By Jill Colvin
MIDTOWN — A 9-foot tall bronze mouse and a flock of paper sheep are giving Times Square tourists more to gawk at.
The new art installation, which coincides with the beginning of the Armory Show, was unveiled Tuesday on the Broadway plazas between West 45th and 47th streets.
One of the installations, called "Counting Sheep," features 24 hand-made paper sheep standing around in front of the Marriott Marquis Hotel.
Artists Kyu Seok Oh, 63, who lives near Wall Street, said it took him 10 months to complete the flock, which he hoped would give people in the square something to smile about.

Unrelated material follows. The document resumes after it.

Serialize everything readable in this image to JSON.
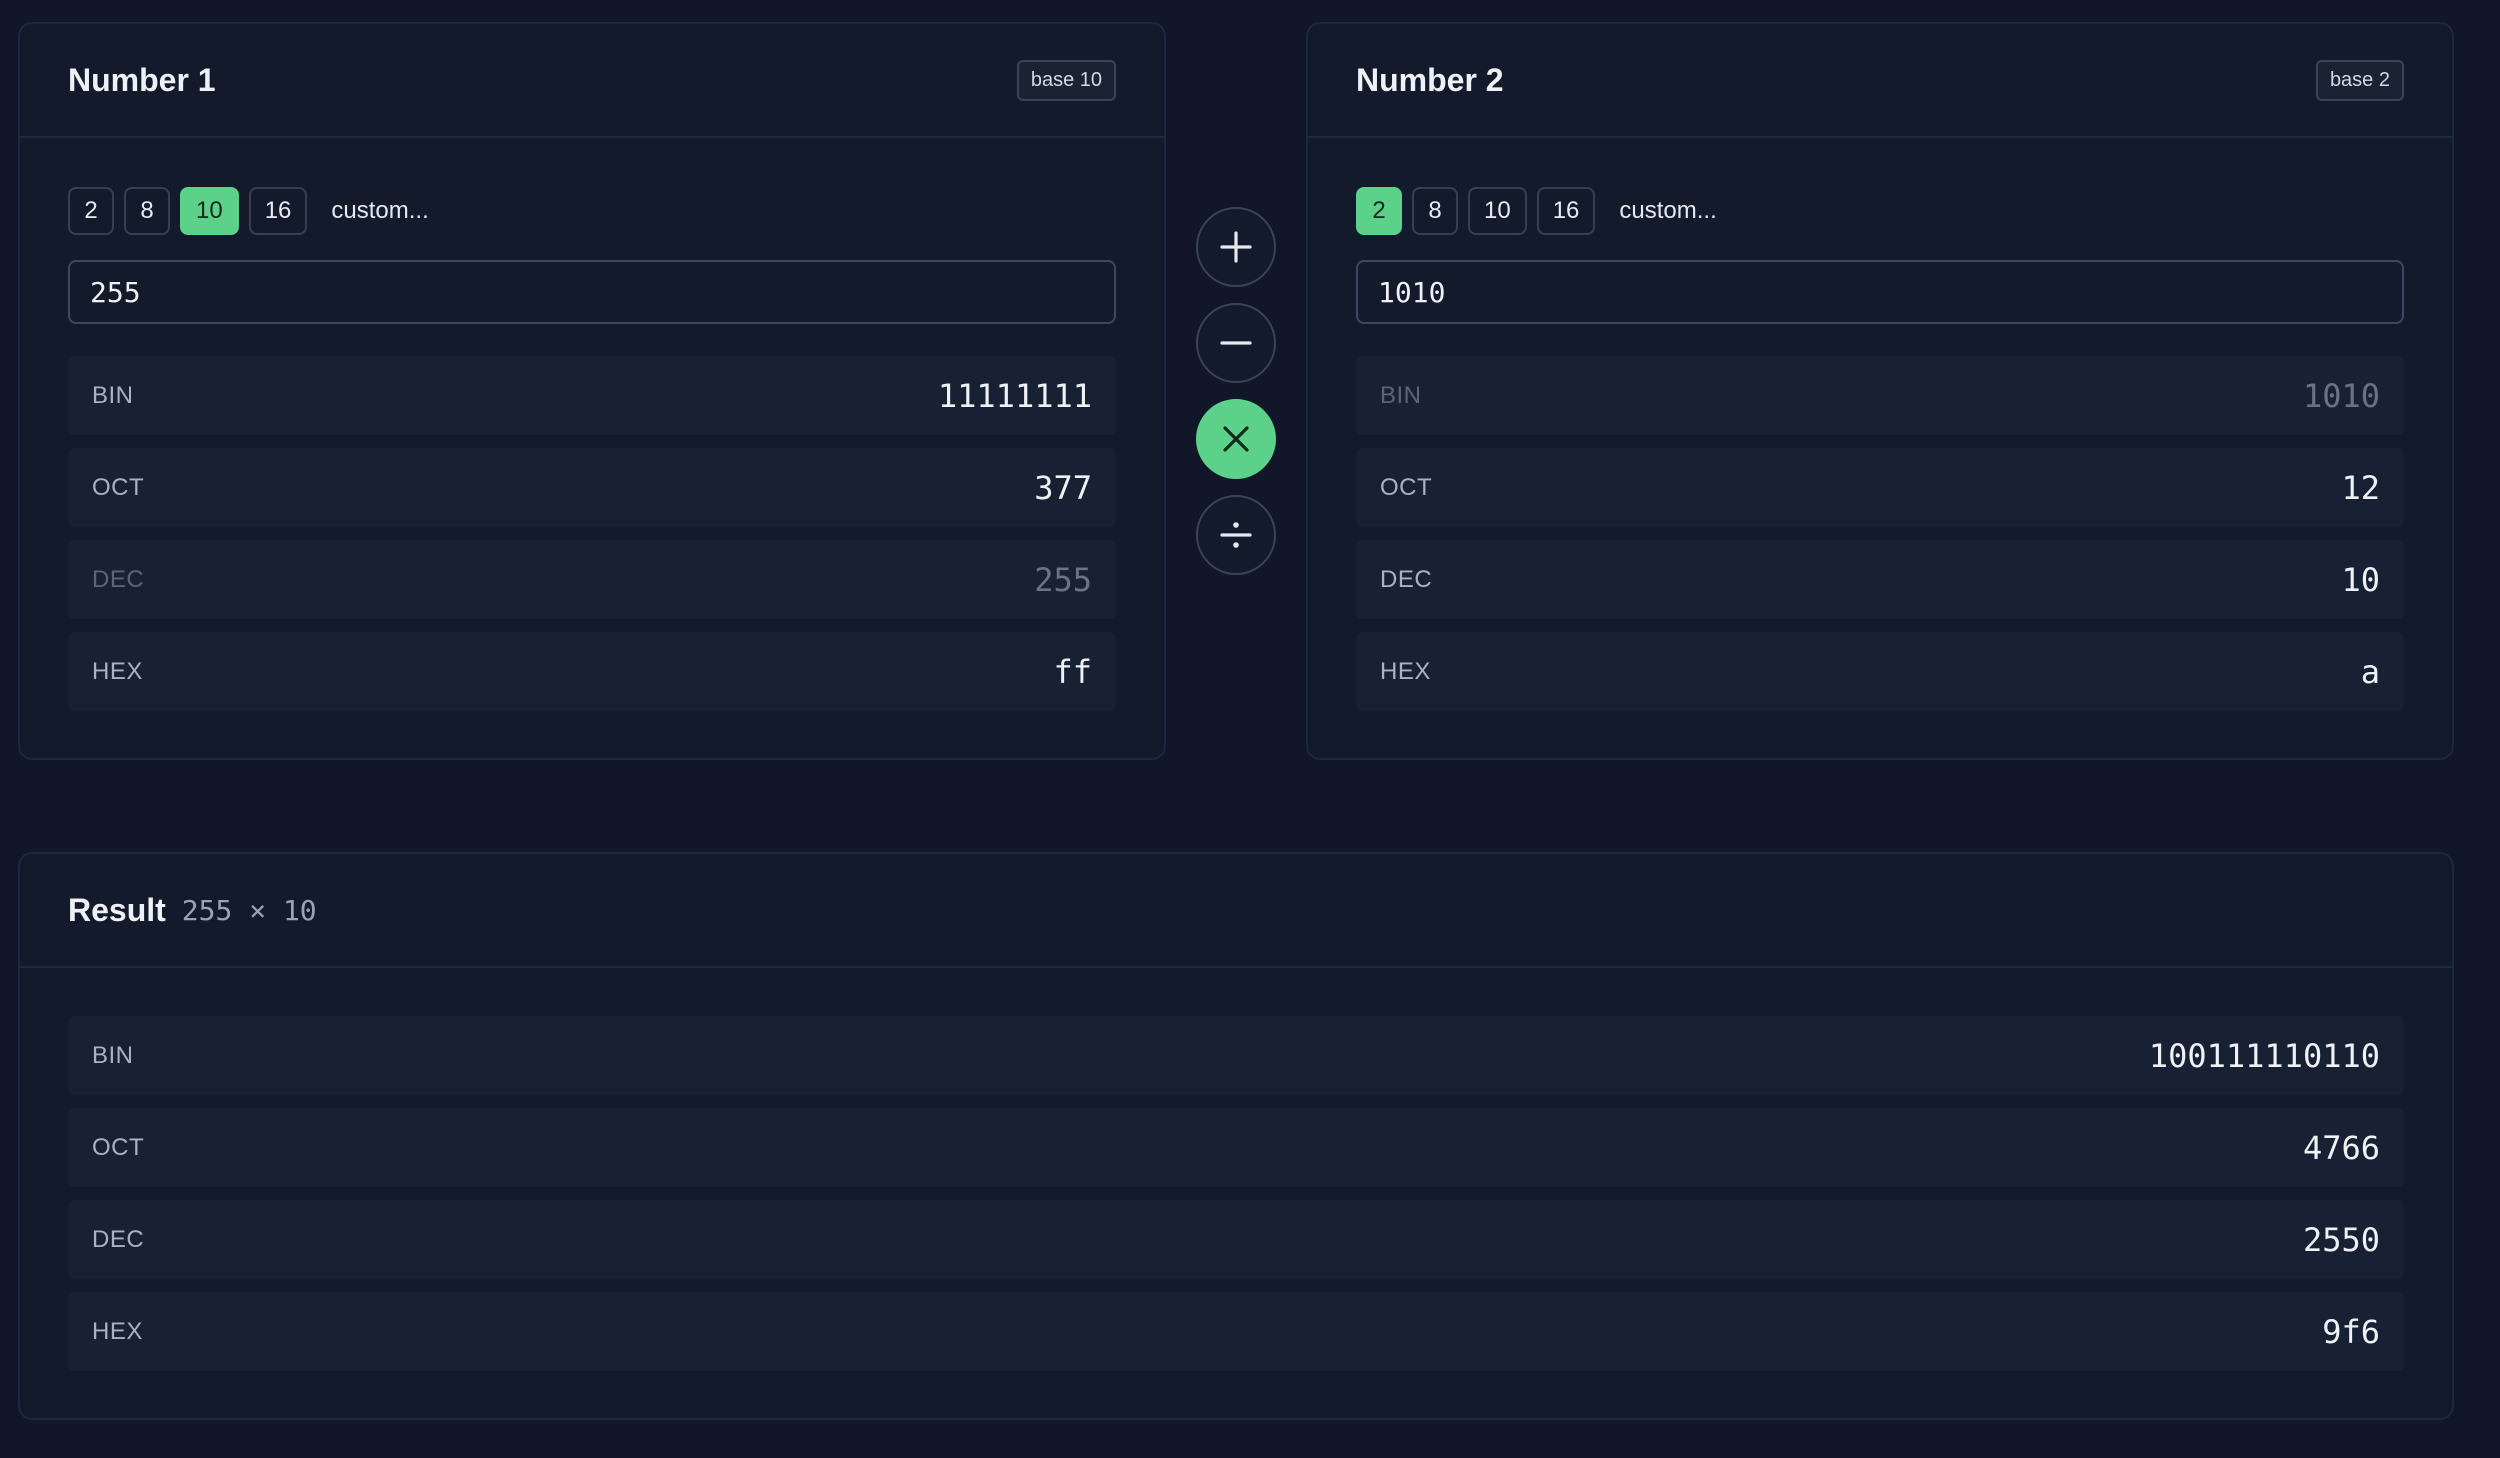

"People need some kind of humor," he said.
Victoria Huston-Elem, 26, who lives in Washington Heights, couldn't help but stop and pose with the sheep.
"It's sort of reflective of what people look like when they visit here," she said, taking a jab at the tourists who frequently wander the square aimlessly.

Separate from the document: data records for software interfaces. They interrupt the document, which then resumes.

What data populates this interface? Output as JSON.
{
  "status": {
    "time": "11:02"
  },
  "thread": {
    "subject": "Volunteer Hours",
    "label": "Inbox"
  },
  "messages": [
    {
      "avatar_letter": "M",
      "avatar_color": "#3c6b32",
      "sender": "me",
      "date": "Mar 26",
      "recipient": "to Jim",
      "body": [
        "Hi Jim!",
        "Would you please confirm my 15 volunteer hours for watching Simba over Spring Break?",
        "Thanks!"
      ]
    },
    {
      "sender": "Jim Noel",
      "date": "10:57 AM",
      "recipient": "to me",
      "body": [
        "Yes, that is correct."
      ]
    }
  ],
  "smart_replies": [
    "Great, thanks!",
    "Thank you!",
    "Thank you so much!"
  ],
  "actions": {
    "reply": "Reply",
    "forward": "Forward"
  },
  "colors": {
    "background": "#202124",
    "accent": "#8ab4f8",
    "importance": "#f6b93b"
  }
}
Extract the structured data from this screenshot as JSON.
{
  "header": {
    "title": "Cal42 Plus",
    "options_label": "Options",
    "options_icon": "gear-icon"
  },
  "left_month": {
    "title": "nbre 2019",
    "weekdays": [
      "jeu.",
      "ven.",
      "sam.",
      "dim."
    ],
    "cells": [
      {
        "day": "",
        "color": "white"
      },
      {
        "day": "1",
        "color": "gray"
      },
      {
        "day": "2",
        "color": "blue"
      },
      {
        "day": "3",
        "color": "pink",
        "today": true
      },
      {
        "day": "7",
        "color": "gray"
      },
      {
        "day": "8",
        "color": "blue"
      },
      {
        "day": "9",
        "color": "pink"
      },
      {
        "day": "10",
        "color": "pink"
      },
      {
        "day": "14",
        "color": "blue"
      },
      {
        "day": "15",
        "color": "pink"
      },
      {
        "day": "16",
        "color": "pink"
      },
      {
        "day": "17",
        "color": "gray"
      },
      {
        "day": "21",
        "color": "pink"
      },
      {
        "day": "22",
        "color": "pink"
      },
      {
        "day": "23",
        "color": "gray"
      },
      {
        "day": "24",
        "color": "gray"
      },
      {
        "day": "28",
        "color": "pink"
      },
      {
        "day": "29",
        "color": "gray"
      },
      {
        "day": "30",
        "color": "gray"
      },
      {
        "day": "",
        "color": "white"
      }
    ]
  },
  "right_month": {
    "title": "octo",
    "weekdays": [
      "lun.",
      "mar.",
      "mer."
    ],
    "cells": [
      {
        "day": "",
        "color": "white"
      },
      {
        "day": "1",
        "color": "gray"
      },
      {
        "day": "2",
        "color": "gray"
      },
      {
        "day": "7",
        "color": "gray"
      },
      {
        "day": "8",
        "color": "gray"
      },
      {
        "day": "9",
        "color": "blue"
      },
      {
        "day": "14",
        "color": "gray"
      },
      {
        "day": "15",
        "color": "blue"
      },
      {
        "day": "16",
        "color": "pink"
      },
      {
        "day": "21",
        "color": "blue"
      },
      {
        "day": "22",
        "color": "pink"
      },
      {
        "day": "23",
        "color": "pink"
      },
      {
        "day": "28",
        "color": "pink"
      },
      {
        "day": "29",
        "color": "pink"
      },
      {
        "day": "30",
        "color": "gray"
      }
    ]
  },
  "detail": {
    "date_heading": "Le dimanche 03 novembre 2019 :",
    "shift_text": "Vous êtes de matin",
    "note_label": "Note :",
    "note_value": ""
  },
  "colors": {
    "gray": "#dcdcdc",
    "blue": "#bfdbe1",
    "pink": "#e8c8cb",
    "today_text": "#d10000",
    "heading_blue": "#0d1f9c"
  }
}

TriBeCa artist Grimanesa Amoros's sculpture, "The Uros House," features a spire of clear bubbles designed to look like the islands of Lake Titicaca in her native Peru.

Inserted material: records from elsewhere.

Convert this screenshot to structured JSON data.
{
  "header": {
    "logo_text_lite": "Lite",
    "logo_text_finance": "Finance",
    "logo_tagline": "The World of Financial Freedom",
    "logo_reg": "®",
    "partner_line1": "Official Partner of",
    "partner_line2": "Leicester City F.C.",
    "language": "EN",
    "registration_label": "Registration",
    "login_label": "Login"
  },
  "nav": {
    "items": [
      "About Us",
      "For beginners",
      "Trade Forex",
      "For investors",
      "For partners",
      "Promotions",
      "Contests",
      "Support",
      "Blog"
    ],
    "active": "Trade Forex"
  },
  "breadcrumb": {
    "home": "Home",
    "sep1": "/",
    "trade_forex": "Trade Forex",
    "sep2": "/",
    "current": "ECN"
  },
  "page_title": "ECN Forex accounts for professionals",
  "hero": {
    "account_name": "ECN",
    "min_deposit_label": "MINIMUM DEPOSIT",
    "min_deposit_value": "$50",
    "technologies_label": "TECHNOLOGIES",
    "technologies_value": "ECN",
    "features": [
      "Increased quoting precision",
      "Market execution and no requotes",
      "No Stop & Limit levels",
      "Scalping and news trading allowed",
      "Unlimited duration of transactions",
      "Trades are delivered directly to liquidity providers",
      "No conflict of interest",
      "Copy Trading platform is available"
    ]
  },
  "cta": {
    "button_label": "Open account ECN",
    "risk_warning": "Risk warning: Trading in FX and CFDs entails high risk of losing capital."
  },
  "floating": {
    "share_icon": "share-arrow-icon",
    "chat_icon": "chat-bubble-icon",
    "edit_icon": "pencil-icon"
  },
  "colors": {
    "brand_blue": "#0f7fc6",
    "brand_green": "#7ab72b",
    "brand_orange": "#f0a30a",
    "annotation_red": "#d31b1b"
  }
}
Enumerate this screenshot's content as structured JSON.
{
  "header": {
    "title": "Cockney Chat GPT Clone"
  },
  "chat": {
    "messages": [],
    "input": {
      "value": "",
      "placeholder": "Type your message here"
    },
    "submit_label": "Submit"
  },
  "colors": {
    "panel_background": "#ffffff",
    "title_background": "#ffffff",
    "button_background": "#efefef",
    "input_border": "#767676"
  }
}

But actress Morgan Fluss, 25, who lives in Murray Hill, saw something a little different in the patterned spheres.
"It looks like something Lady Gaga would wear so I want to climb inside of it!" said Fluss, 25, who gave the installation high marks.
Amoros said that hearing people's interpretations of her work was part of the fun.
"It's unbelievable. It's like a dream to be standing here and to hear what people have to say," she said.
Glenn Weiss, the director of the public art program at the Times Square Alliance, which organized the show, said that part of his goal was to establish Times Square as a place for more than just Broadway shows and billboards.
"It makes them think differently about Times Square," he said of the art.
Helio Araujo, 50, who was visiting with his family from Brazil, said that he loved the idea, especially the sheep.
"It's surprising," he said. "It draws your attention."
The other projects on display include a 9-foot tall statue of a bronze mouse by Tom Otterness, a 10-foot tall sculpture by Brooklyn artist David Kennedy Cutler made from more than a thousand CDs, and a voluptuous female figure made of ceramic tiles and glass pebbles by Niki de Saint Phalle.
The statues will be on display through next Monday, March 7.